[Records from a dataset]
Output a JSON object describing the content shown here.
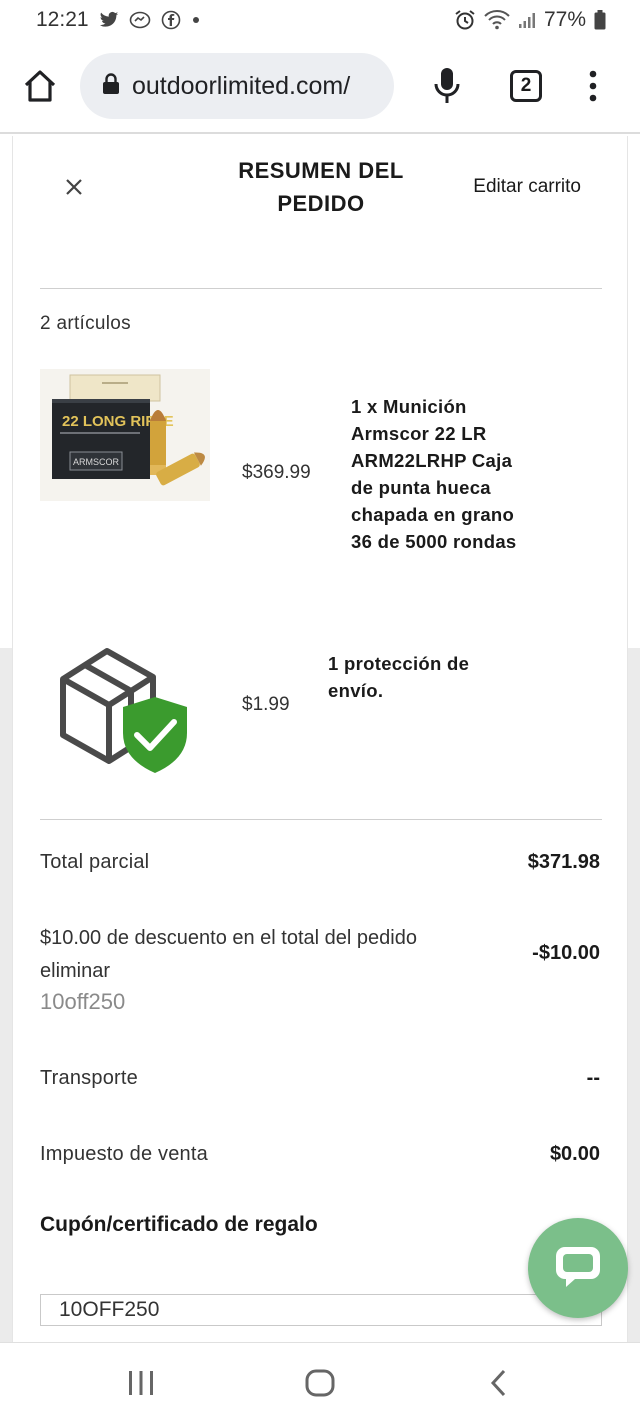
{
  "status_bar": {
    "time": "12:21",
    "battery": "77%",
    "icons": [
      "twitter-icon",
      "messenger-icon",
      "facebook-icon",
      "dot-icon",
      "alarm-icon",
      "wifi-icon",
      "signal-icon",
      "battery-icon"
    ]
  },
  "browser": {
    "url": "outdoorlimited.com/",
    "tab_count": "2",
    "icons": [
      "home-icon",
      "lock-icon",
      "mic-icon",
      "tabs-icon",
      "more-vert-icon"
    ]
  },
  "drawer": {
    "title_line1": "RESUMEN DEL",
    "title_line2": "PEDIDO",
    "edit_cart": "Editar carrito",
    "items_count": "2 artículos",
    "items": [
      {
        "price": "$369.99",
        "name": [
          "1 x Munición",
          "Armscor 22 LR",
          "ARM22LRHP Caja",
          "de punta hueca",
          "chapada en grano",
          "36 de 5000 rondas"
        ],
        "image_label": "22 LONG RIFLE",
        "image_brand": "ARMSCOR"
      },
      {
        "price": "$1.99",
        "name": [
          "1 protección de",
          "envío."
        ]
      }
    ],
    "summary": {
      "subtotal_label": "Total parcial",
      "subtotal_value": "$371.98",
      "discount_text": "$10.00 de descuento en el total del pedido",
      "discount_remove": "eliminar",
      "discount_code": "10off250",
      "discount_value": "-$10.00",
      "shipping_label": "Transporte",
      "shipping_value": "--",
      "tax_label": "Impuesto de venta",
      "tax_value": "$0.00"
    },
    "coupon": {
      "title": "Cupón/certificado de regalo",
      "value": "10OFF250"
    }
  },
  "colors": {
    "accent_green": "#3b9b2e",
    "chat_green": "#7bbf8a",
    "ammo_gold": "#d2a33b"
  }
}
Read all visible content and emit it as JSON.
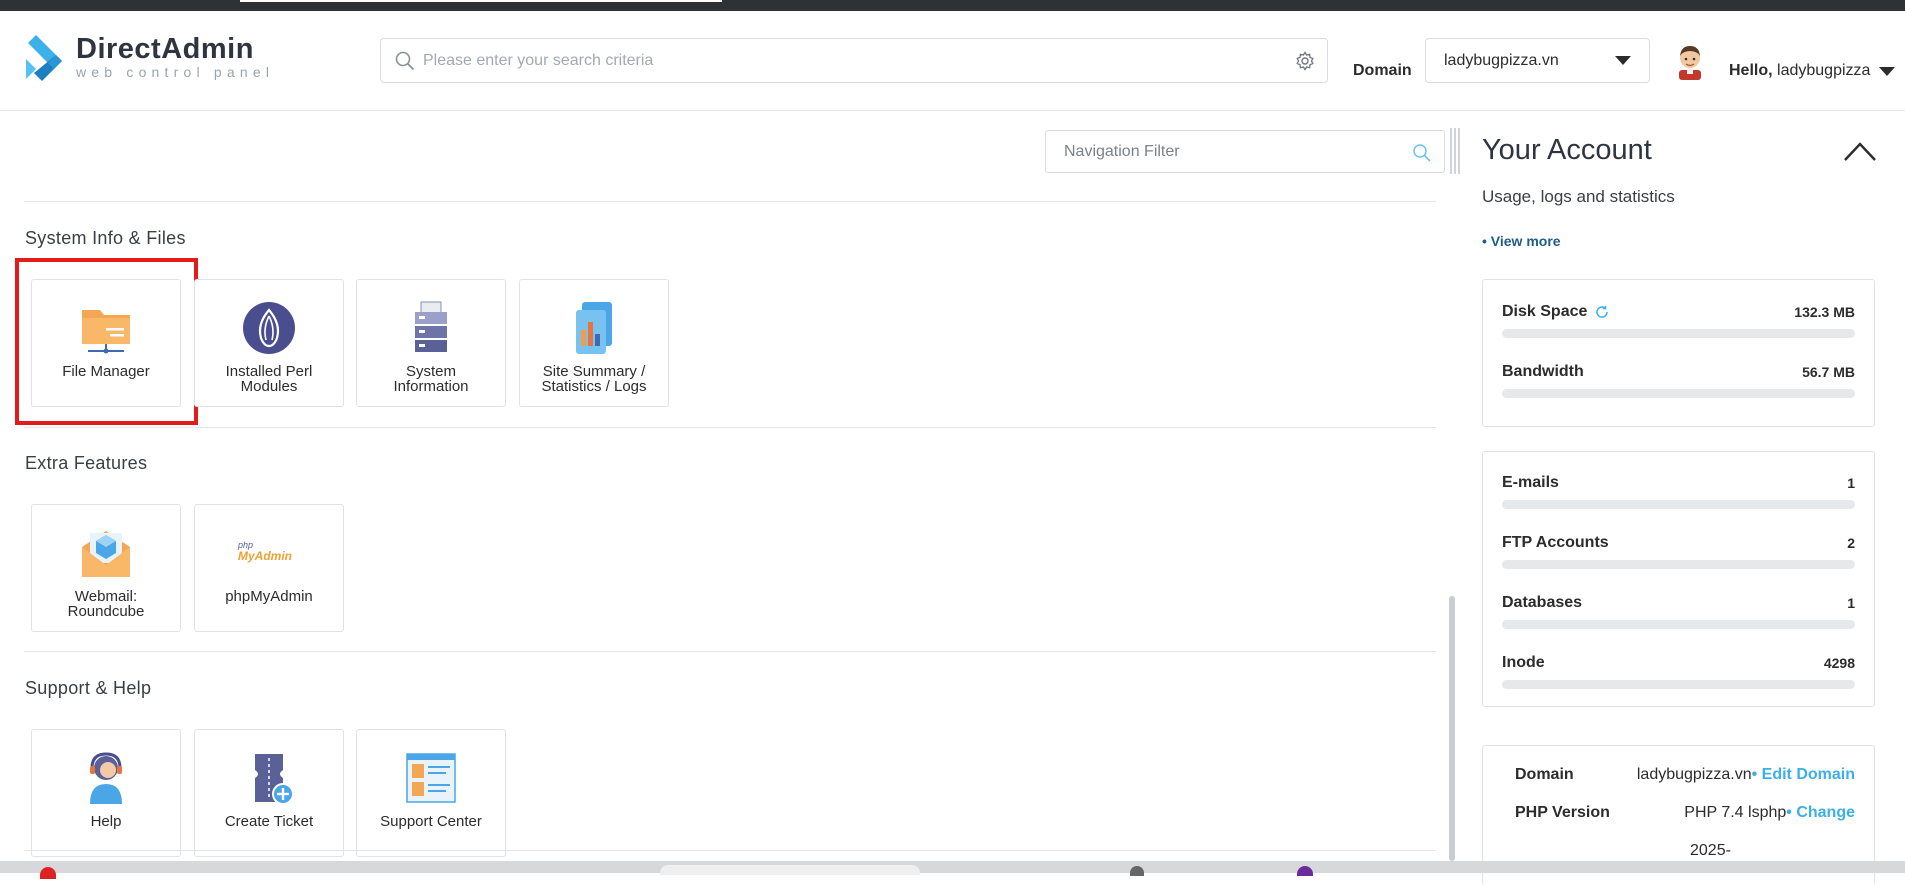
{
  "header": {
    "logo_name": "DirectAdmin",
    "logo_sub": "web control panel",
    "search_placeholder": "Please enter your search criteria",
    "domain_label": "Domain",
    "domain_value": "ladybugpizza.vn",
    "hello_prefix": "Hello,",
    "username": "ladybugpizza"
  },
  "nav_filter": {
    "placeholder": "Navigation Filter"
  },
  "sections": [
    {
      "title": "System Info & Files",
      "tiles": [
        {
          "label": "File Manager",
          "icon": "folder-icon"
        },
        {
          "label": "Installed Perl Modules",
          "icon": "perl-onion-icon"
        },
        {
          "label": "System Information",
          "icon": "server-icon"
        },
        {
          "label": "Site Summary / Statistics / Logs",
          "icon": "statistics-icon"
        }
      ]
    },
    {
      "title": "Extra Features",
      "tiles": [
        {
          "label": "Webmail: Roundcube",
          "icon": "webmail-icon"
        },
        {
          "label": "phpMyAdmin",
          "icon": "phpmyadmin-logo"
        }
      ]
    },
    {
      "title": "Support & Help",
      "tiles": [
        {
          "label": "Help",
          "icon": "help-agent-icon"
        },
        {
          "label": "Create Ticket",
          "icon": "ticket-icon"
        },
        {
          "label": "Support Center",
          "icon": "support-center-icon"
        }
      ]
    }
  ],
  "phpmyadmin_logo": {
    "php": "php",
    "myadmin": "MyAdmin"
  },
  "account": {
    "title": "Your Account",
    "subtitle": "Usage, logs and statistics",
    "view_more": "• View more",
    "usage": [
      {
        "label": "Disk Space",
        "value": "132.3 MB",
        "fill": 0
      },
      {
        "label": "Bandwidth",
        "value": "56.7 MB",
        "fill": 0
      }
    ],
    "counts": [
      {
        "label": "E-mails",
        "value": "1",
        "fill": 0
      },
      {
        "label": "FTP Accounts",
        "value": "2",
        "fill": 0
      },
      {
        "label": "Databases",
        "value": "1",
        "fill": 0
      },
      {
        "label": "Inode",
        "value": "4298",
        "fill": 0
      }
    ],
    "info": {
      "domain_label": "Domain",
      "domain_value": "ladybugpizza.vn",
      "domain_link": "• Edit Domain",
      "php_label": "PHP Version",
      "php_value": "PHP 7.4 lsphp",
      "php_link": "• Change",
      "date_partial": "2025-"
    }
  },
  "colors": {
    "accent": "#3cb0e8",
    "highlight": "#e31b1b",
    "link": "#1f5c8a"
  }
}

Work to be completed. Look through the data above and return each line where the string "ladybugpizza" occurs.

Output below.
    "domain_value": "ladybugpizza.vn",
    "username": "ladybugpizza"
      "domain_value": "ladybugpizza.vn",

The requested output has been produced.